__YOUR INSTRUCTIONS__:
Each record must be printed again exactly as given.

Stored entries
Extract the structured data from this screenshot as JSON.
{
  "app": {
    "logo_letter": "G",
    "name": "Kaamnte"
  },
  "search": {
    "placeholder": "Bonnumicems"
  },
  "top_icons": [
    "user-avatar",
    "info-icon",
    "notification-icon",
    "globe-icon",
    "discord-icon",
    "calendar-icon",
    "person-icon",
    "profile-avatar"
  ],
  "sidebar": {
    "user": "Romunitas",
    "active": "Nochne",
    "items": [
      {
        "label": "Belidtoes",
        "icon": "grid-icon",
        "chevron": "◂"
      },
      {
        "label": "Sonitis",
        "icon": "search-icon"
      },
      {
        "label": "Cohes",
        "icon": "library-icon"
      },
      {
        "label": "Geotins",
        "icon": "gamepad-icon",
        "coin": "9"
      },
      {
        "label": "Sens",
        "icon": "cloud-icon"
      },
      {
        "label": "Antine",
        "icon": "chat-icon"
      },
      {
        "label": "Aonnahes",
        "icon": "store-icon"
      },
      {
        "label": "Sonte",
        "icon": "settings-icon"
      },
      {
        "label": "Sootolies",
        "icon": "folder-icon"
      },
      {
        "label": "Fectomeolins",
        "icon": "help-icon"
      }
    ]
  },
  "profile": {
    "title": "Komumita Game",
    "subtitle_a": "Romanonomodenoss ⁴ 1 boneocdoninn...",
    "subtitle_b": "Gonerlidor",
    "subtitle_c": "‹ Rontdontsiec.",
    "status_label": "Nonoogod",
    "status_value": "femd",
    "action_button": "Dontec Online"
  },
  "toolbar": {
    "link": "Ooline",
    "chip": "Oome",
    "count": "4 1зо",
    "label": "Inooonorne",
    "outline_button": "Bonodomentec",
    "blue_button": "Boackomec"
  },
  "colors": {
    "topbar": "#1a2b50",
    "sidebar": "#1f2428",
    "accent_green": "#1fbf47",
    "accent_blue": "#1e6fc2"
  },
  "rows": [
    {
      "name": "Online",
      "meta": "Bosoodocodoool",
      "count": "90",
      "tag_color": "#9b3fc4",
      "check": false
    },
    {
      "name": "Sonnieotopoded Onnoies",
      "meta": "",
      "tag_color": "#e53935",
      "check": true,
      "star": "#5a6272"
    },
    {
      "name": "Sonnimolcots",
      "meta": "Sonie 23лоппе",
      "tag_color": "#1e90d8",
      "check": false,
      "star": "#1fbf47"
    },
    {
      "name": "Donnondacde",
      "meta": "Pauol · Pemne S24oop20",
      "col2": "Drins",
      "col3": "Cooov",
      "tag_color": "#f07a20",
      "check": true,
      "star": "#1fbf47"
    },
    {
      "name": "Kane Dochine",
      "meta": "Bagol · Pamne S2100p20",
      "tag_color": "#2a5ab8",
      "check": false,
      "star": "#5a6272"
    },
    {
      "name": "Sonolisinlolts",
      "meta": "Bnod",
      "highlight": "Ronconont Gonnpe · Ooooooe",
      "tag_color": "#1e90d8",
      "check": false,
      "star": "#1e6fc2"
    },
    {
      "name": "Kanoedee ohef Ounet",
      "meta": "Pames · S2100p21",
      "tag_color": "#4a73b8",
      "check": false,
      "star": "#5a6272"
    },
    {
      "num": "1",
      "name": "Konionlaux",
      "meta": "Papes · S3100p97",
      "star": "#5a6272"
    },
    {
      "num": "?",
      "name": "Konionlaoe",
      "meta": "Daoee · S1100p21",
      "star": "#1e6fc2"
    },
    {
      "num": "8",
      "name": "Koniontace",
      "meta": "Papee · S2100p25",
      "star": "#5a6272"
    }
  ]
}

__OUTPUT__:
Extract the structured data from this screenshot as JSON.
{
  "app": {
    "logo_letter": "G",
    "name": "Kaamnte"
  },
  "search": {
    "placeholder": "Bonnumicems"
  },
  "top_icons": [
    "user-avatar",
    "info-icon",
    "notification-icon",
    "globe-icon",
    "discord-icon",
    "calendar-icon",
    "person-icon",
    "profile-avatar"
  ],
  "sidebar": {
    "user": "Romunitas",
    "active": "Nochne",
    "items": [
      {
        "label": "Belidtoes",
        "icon": "grid-icon",
        "chevron": "◂"
      },
      {
        "label": "Sonitis",
        "icon": "search-icon"
      },
      {
        "label": "Cohes",
        "icon": "library-icon"
      },
      {
        "label": "Geotins",
        "icon": "gamepad-icon",
        "coin": "9"
      },
      {
        "label": "Sens",
        "icon": "cloud-icon"
      },
      {
        "label": "Antine",
        "icon": "chat-icon"
      },
      {
        "label": "Aonnahes",
        "icon": "store-icon"
      },
      {
        "label": "Sonte",
        "icon": "settings-icon"
      },
      {
        "label": "Sootolies",
        "icon": "folder-icon"
      },
      {
        "label": "Fectomeolins",
        "icon": "help-icon"
      }
    ]
  },
  "profile": {
    "title": "Komumita Game",
    "subtitle_a": "Romanonomodenoss ⁴ 1 boneocdoninn...",
    "subtitle_b": "Gonerlidor",
    "subtitle_c": "‹ Rontdontsiec.",
    "status_label": "Nonoogod",
    "status_value": "femd",
    "action_button": "Dontec Online"
  },
  "toolbar": {
    "link": "Ooline",
    "chip": "Oome",
    "count": "4 1зо",
    "label": "Inooonorne",
    "outline_button": "Bonodomentec",
    "blue_button": "Boackomec"
  },
  "colors": {
    "topbar": "#1a2b50",
    "sidebar": "#1f2428",
    "accent_green": "#1fbf47",
    "accent_blue": "#1e6fc2"
  },
  "rows": [
    {
      "name": "Online",
      "meta": "Bosoodocodoool",
      "count": "90",
      "tag_color": "#9b3fc4",
      "check": false
    },
    {
      "name": "Sonnieotopoded Onnoies",
      "meta": "",
      "tag_color": "#e53935",
      "check": true,
      "star": "#5a6272"
    },
    {
      "name": "Sonnimolcots",
      "meta": "Sonie 23лоппе",
      "tag_color": "#1e90d8",
      "check": false,
      "star": "#1fbf47"
    },
    {
      "name": "Donnondacde",
      "meta": "Pauol · Pemne S24oop20",
      "col2": "Drins",
      "col3": "Cooov",
      "tag_color": "#f07a20",
      "check": true,
      "star": "#1fbf47"
    },
    {
      "name": "Kane Dochine",
      "meta": "Bagol · Pamne S2100p20",
      "tag_color": "#2a5ab8",
      "check": false,
      "star": "#5a6272"
    },
    {
      "name": "Sonolisinlolts",
      "meta": "Bnod",
      "highlight": "Ronconont Gonnpe · Ooooooe",
      "tag_color": "#1e90d8",
      "check": false,
      "star": "#1e6fc2"
    },
    {
      "name": "Kanoedee ohef Ounet",
      "meta": "Pames · S2100p21",
      "tag_color": "#4a73b8",
      "check": false,
      "star": "#5a6272"
    },
    {
      "num": "1",
      "name": "Konionlaux",
      "meta": "Papes · S3100p97",
      "star": "#5a6272"
    },
    {
      "num": "?",
      "name": "Konionlaoe",
      "meta": "Daoee · S1100p21",
      "star": "#1e6fc2"
    },
    {
      "num": "8",
      "name": "Koniontace",
      "meta": "Papee · S2100p25",
      "star": "#5a6272"
    }
  ]
}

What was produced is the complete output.